The beat goes on at The BEAT site

Work is continuing at The BEAT, the mixed-use project that will transform the former Boston Globe headquarters on Morrissey Boulevard, now reduced to its bare bones, into a 95,000-square-foot creative office, lab, and retail space, complete with brewery and food hall.

Representatives for the development team Nordblom Company confirmed a report by the online real estate publication BLDUP that The BEAT project has secured $252,747,880 in financing via Oaktree Capital.

“This financing is an exciting milestone and validates our vision for the site,” said Ogden Hunnewell, executive vice president at Nordblom, in a statement to the Reporter. “The demolition is now complete and our reconstruction has started. We are a step closer to revitalizing this iconic property, as well as bringing new jobs and amenities to the Dorchester neighborhood.”

Nordblom purchased the 16.5-acre lot and its 695,000 square foot building in December 2017 for $81 million. The new “innovation campus” is named The Boston Exchange for Accelerated Technology (The BEAT) in homage to the ‘beat’ reporters who worked at the Globe’s Dorchester location for more than 60 years and the arterial Red Line that stops nearby.

The BEAT received its building permit on Feb. 11, allowing for the renovation of the outdoor space and parking area as well as a change in its occupancy permitting to accommodate a wide variety of potential future uses, which could include office or product development space, prototype or light manufacturing, laboratory, a brewery, restaurant or bar with live entertainment, bakery, retail, a bank, fitness center or gymnasium, day care center, art gallery or studios, and even educational facilities.

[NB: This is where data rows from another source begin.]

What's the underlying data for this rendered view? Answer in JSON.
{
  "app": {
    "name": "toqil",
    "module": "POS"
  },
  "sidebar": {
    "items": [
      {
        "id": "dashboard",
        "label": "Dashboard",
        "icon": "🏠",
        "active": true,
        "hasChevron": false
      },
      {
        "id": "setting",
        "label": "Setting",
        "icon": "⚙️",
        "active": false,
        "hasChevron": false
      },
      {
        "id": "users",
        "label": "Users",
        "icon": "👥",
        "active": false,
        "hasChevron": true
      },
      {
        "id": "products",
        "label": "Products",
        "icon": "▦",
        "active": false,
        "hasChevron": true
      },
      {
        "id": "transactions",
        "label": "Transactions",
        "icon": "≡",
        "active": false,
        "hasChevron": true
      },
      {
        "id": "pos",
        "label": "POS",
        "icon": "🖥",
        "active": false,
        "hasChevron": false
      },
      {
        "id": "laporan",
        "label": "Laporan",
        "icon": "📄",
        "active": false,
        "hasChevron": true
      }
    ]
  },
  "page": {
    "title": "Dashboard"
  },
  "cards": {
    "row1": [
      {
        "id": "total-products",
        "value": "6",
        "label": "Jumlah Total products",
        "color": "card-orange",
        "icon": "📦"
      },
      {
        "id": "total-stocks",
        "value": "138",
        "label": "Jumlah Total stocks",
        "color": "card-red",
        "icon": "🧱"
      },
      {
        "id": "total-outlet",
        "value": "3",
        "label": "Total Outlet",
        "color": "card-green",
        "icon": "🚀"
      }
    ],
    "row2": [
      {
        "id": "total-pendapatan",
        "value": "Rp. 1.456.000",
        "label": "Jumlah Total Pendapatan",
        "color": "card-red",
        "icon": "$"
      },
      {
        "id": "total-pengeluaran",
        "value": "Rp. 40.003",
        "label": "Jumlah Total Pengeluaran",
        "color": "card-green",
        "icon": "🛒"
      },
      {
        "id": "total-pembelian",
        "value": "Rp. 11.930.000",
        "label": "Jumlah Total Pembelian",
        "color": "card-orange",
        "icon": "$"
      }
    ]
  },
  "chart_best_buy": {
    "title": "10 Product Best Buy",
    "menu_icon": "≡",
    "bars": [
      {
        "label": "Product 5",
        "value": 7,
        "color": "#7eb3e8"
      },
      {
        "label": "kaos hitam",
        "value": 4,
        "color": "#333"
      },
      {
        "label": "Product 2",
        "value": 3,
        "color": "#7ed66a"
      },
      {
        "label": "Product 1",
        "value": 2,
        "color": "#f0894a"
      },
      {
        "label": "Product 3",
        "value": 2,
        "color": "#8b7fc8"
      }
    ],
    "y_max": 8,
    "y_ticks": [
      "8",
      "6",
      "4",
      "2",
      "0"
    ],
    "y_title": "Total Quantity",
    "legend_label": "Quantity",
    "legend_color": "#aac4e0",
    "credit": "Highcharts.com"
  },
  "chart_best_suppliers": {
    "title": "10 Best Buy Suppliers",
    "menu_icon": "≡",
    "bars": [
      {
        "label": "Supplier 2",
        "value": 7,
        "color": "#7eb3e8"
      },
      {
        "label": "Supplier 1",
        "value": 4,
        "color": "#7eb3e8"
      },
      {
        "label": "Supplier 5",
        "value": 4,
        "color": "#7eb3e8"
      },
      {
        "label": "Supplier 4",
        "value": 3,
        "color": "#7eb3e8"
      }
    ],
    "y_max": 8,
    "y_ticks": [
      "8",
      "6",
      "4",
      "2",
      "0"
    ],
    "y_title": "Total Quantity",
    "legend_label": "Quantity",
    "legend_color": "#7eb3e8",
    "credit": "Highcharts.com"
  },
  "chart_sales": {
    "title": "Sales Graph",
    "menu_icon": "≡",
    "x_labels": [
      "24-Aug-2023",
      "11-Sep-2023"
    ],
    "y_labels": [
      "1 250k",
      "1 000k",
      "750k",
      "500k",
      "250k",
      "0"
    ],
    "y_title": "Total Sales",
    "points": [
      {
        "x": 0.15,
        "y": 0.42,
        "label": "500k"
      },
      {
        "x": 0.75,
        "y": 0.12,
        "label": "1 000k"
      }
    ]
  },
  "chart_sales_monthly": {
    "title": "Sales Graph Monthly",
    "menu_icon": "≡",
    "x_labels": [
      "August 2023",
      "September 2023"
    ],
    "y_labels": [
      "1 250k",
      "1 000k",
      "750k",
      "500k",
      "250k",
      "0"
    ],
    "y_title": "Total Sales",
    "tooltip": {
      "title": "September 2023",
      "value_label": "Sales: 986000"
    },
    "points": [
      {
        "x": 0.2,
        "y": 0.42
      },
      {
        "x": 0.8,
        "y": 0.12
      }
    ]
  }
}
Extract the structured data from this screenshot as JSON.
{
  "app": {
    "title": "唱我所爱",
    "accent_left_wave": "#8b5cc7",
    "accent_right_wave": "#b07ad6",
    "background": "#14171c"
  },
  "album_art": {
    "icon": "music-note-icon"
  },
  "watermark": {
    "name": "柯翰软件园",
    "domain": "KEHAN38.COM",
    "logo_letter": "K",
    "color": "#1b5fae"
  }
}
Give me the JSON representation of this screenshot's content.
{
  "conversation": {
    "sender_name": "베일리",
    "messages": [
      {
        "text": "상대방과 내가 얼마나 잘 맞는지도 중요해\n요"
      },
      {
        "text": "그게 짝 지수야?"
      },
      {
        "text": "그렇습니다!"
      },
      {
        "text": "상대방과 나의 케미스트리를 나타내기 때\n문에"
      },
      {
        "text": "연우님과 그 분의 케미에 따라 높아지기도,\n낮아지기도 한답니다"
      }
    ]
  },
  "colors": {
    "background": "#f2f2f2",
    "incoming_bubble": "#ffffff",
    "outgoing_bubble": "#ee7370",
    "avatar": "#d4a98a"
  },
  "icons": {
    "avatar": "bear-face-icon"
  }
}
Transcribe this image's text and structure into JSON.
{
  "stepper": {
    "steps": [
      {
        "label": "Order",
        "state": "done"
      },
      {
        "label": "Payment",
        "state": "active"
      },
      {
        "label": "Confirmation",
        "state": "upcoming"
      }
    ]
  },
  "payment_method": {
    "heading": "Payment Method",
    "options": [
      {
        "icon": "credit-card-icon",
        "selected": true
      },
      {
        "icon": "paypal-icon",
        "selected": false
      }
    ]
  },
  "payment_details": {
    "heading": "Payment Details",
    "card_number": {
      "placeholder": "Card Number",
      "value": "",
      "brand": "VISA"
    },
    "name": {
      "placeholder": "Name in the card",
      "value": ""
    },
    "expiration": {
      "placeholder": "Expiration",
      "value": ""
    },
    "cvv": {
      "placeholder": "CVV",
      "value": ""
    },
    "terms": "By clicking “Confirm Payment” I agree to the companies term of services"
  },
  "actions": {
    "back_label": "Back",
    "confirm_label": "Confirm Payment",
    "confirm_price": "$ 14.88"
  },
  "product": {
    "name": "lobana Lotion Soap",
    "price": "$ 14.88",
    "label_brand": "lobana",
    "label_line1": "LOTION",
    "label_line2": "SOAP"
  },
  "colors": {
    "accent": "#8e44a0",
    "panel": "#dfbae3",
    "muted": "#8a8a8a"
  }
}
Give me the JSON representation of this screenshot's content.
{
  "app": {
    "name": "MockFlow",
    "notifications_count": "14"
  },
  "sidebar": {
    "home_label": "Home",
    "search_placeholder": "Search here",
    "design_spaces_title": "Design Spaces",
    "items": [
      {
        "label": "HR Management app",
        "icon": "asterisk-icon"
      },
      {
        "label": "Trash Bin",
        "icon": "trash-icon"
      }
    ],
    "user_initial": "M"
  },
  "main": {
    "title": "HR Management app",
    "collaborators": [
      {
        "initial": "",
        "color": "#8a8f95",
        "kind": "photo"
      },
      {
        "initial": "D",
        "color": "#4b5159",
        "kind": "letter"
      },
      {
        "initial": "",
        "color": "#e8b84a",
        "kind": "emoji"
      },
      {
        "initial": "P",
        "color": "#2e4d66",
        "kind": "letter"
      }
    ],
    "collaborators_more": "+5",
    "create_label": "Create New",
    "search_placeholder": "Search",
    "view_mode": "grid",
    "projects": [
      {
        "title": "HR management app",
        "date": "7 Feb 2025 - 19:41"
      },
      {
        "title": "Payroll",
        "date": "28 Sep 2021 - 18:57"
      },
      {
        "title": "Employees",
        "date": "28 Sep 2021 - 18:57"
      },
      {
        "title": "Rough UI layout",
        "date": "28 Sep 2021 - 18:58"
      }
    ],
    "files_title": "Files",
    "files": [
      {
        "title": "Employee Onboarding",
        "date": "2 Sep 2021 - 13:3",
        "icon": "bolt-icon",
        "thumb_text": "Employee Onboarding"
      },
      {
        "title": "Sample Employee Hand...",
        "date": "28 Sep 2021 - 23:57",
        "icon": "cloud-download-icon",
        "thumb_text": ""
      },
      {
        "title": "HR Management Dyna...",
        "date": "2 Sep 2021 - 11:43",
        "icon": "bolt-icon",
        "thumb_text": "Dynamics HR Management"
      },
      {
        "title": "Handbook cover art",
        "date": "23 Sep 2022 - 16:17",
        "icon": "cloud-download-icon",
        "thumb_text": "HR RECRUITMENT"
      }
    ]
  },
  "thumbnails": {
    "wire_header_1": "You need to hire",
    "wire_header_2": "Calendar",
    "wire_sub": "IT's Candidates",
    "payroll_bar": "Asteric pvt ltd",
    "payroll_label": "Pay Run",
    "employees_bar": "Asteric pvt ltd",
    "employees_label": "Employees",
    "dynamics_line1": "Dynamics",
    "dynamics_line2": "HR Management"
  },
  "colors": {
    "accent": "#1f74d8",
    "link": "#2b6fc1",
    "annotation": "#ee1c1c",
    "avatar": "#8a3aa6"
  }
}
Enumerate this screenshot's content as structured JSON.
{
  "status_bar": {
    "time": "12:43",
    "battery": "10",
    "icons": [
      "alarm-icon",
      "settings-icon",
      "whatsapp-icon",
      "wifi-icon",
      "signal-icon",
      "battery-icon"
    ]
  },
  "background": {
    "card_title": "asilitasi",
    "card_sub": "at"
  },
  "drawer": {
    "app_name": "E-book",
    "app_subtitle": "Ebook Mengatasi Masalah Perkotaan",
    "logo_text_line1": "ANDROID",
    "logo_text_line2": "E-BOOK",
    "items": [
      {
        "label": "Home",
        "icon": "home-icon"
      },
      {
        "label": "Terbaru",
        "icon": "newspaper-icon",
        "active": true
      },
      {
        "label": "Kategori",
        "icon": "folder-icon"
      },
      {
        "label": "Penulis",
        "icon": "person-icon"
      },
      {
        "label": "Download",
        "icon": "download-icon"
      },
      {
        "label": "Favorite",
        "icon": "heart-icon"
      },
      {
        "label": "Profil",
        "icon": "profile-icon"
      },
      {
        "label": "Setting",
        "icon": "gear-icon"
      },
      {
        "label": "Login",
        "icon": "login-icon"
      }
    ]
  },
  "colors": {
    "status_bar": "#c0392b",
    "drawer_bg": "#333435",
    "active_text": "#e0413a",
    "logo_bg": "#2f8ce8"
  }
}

A significant facade change is in store. The towering one- time press room will become a central atrium with a wide glass front where the public will enter into a food hall and flexible work space. Nordblom has pledged to take over care of the state-owned Patten’s Cove at the southern edge of the property. It has already promised $500,000 to be dedicated to local groups and a transit access study around JFK/UMass station.